Static code analysis tools and integrated development environments present developers with quality-related software metrics, some of which are on how understandable their source code is. Software metrics influence overarching strategic decisions that impact the future of companies and the prioritization of everyday software development tasks. Several software metrics, however, lack in validation: we just choose to trust that they reflect what they are supposed to measure. Some of them were even shown to not measure the quality aspects they intend to measure. Yet, they influence us through biases in our cognitive-driven actions. In particular, they might anchor us in our decisions. Whether the anchoring effect exists with software metrics has not been studied yet.

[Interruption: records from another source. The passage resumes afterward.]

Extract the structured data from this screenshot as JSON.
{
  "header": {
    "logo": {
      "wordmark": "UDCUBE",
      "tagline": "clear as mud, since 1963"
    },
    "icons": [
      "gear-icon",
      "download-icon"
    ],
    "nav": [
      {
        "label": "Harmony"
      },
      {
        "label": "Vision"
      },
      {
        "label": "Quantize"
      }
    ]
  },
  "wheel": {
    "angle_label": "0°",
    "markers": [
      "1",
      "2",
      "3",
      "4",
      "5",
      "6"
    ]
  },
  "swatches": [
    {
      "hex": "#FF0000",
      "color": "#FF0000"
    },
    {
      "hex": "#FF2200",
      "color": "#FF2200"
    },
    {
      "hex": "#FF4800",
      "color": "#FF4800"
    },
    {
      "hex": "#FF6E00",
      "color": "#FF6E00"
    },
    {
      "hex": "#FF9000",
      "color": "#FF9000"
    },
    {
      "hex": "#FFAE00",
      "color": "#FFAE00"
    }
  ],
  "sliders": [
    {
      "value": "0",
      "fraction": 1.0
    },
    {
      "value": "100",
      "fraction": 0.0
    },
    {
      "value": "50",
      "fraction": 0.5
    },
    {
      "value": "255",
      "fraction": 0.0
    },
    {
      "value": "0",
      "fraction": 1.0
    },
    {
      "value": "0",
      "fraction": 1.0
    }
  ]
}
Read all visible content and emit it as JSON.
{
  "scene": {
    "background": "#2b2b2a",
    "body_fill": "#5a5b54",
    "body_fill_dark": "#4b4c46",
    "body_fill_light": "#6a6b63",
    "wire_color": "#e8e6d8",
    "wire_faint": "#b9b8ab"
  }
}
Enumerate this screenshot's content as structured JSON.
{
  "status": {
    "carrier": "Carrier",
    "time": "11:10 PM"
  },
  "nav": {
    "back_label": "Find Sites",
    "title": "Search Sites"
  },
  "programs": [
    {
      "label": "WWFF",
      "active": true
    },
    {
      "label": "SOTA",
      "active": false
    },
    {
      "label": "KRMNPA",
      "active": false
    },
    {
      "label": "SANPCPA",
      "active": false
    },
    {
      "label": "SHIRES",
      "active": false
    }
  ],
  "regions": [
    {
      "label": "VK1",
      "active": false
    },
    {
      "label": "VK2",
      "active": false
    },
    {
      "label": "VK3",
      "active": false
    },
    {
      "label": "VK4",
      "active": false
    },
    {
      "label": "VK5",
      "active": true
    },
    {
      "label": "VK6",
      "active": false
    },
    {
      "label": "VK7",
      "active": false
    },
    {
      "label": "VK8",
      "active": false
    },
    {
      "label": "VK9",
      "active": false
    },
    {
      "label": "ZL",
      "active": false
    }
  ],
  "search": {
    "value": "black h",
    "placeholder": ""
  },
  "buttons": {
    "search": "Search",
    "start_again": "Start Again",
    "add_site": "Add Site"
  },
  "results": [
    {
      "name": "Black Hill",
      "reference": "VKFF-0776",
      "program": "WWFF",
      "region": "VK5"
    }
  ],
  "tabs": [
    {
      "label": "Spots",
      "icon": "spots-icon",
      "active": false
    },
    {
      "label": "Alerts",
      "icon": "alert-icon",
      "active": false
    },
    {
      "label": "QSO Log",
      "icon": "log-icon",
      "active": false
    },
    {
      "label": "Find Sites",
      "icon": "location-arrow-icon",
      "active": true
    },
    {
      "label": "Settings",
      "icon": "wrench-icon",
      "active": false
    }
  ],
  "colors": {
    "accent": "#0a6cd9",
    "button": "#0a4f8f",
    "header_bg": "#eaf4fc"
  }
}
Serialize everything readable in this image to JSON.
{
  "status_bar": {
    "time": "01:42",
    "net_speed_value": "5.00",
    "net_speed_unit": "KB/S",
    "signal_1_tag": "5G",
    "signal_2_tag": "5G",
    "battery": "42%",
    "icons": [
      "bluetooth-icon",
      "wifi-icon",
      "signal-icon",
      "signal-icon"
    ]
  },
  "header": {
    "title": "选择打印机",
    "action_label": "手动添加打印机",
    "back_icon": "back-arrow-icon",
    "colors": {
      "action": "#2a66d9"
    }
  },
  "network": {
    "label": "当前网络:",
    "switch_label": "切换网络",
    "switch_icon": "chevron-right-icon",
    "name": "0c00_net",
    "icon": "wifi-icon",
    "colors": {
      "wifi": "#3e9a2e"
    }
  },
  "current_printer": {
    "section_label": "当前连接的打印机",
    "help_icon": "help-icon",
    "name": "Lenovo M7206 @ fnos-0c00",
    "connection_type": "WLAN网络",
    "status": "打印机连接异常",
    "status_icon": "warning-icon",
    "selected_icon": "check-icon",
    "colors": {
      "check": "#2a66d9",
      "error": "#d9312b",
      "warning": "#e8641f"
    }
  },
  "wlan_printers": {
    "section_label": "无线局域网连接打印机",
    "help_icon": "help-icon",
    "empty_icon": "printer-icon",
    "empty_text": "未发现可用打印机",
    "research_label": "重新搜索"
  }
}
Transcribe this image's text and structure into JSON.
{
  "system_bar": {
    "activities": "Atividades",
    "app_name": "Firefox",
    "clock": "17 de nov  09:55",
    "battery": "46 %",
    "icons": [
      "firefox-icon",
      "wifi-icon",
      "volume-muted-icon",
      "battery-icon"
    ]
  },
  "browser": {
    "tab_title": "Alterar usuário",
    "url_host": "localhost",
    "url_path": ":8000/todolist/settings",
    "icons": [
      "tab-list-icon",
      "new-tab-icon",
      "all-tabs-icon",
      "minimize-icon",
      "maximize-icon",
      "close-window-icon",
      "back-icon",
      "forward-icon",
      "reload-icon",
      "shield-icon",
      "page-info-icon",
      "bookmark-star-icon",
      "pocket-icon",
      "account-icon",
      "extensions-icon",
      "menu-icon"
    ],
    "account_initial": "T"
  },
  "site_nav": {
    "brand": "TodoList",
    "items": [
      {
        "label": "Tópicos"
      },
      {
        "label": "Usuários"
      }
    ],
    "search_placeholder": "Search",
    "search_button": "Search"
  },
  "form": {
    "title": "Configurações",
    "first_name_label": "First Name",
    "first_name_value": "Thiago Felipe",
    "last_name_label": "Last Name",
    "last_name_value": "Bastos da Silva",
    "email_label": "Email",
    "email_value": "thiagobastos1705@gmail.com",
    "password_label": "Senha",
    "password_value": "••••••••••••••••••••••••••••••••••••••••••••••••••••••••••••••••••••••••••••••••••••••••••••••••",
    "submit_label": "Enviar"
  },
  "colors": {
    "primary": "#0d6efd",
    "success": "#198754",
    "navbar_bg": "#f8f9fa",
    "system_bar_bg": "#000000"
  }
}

We conduct a randomized and double-blind experiment to investigate the extent to which a displayed metric value for source code comprehensibility anchors developers in their subjective rating of source code comprehensibility, whether performance is affected by the anchoring effect when working on comprehension tasks, and which individual characteristics might play a role in the anchoring effect. We found that the displayed value of a comprehensibility metric has a significant and large anchoring effect on a developer’s code comprehensibility rating. The effect does not seem to affect the time or correctness when working on comprehension questions related to the code snippet under study. Since the anchoring effect is one of the most robust cognitive biases, and we have limited understanding of the consequences of the demonstrated manipulation of developers by non-validated metrics, we call for an increased awareness of the responsibility in code quality reporting and for corresponding tools to be based on scientific evidence.